When we take more control of our health with prevention the benefits generally outweigh the cost. Of course, with any new recommendation or thought process comes criticism.  As stated in the Huffington Post,

“While the task force doesn’t factor cost into its considerations, the CDC and other healthcare providers do. Researchers at Stanford University estimate that over a 20-year period, expanding HIV testing to the general U.S. population would reach $27 billion dollars.

A more cost-effective solution proposed by the researchers, and in line with CDC recommendations, would be to do a one-time screening of the general population, followed up by annual testing in areas with greater prevalence of the disease.”

While I don’t totally disagree with the recommendation, in my opinion it is still marginalizing to a specific group when the disease is affecting the general population. Just as young women get pap smears after their first menstruation, individuals that are sexually active should get mandatory routine screenings for HIV.
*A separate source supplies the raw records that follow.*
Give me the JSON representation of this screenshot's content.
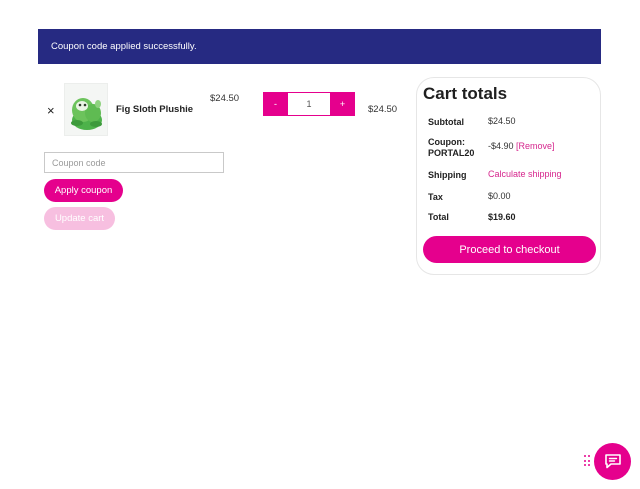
{
  "notice": {
    "message": "Coupon code applied successfully."
  },
  "cart": {
    "item": {
      "remove_symbol": "×",
      "name": "Fig Sloth Plushie",
      "price": "$24.50",
      "quantity": "1",
      "decrement_label": "-",
      "increment_label": "+",
      "subtotal": "$24.50"
    },
    "coupon": {
      "placeholder": "Coupon code"
    },
    "apply_coupon_label": "Apply coupon",
    "update_cart_label": "Update cart"
  },
  "totals": {
    "title": "Cart totals",
    "rows": {
      "subtotal": {
        "label": "Subtotal",
        "value": "$24.50"
      },
      "coupon": {
        "label_line1": "Coupon:",
        "label_line2": "PORTAL20",
        "value": "-$4.90",
        "remove_label": "[Remove]"
      },
      "shipping": {
        "label": "Shipping",
        "value": "Calculate shipping"
      },
      "tax": {
        "label": "Tax",
        "value": "$0.00"
      },
      "total": {
        "label": "Total",
        "value": "$19.60"
      }
    },
    "checkout_label": "Proceed to checkout"
  },
  "colors": {
    "notice_bg": "#262a82",
    "accent": "#e5008d",
    "accent_disabled": "#f7bfe0",
    "link": "#d6268d"
  },
  "icons": {
    "chat": "chat-bubble-icon",
    "drag": "drag-handle-icon",
    "product": "sloth-plush-image"
  }
}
I have come to notice that in the US we are willing to express change but more reluctant to act on it. Health care reform is breaking down the barriers and evoking a paradigm shift with the way we approach prevention and treatment. That is the main reason I am pro-health care reform and will continue to be. This will literally change the way the virus is detected and treated by clinicians. I, for one, am glad to see they are taking greater leaps with the way we practice medicine because honestly times are changing and the current practices are frankly becoming outdated. HIV is no longer marginalized to just one group but it is affecting the general population especially the African-American community. This new recommendation will be available for public comment at the end of the year. Hopefully it will shift individuals thought process just as that course did for me.

I would like to ask my readers today what are your thoughts on prevention and how are you incorporating this into your everyday life?

If you want to know more information about this topic visit the following link: http://www.huffingtonpost.com/2012/08/20/hiv-testing-routine-us-preventive-services-task-force-recommendation_n_1809745.html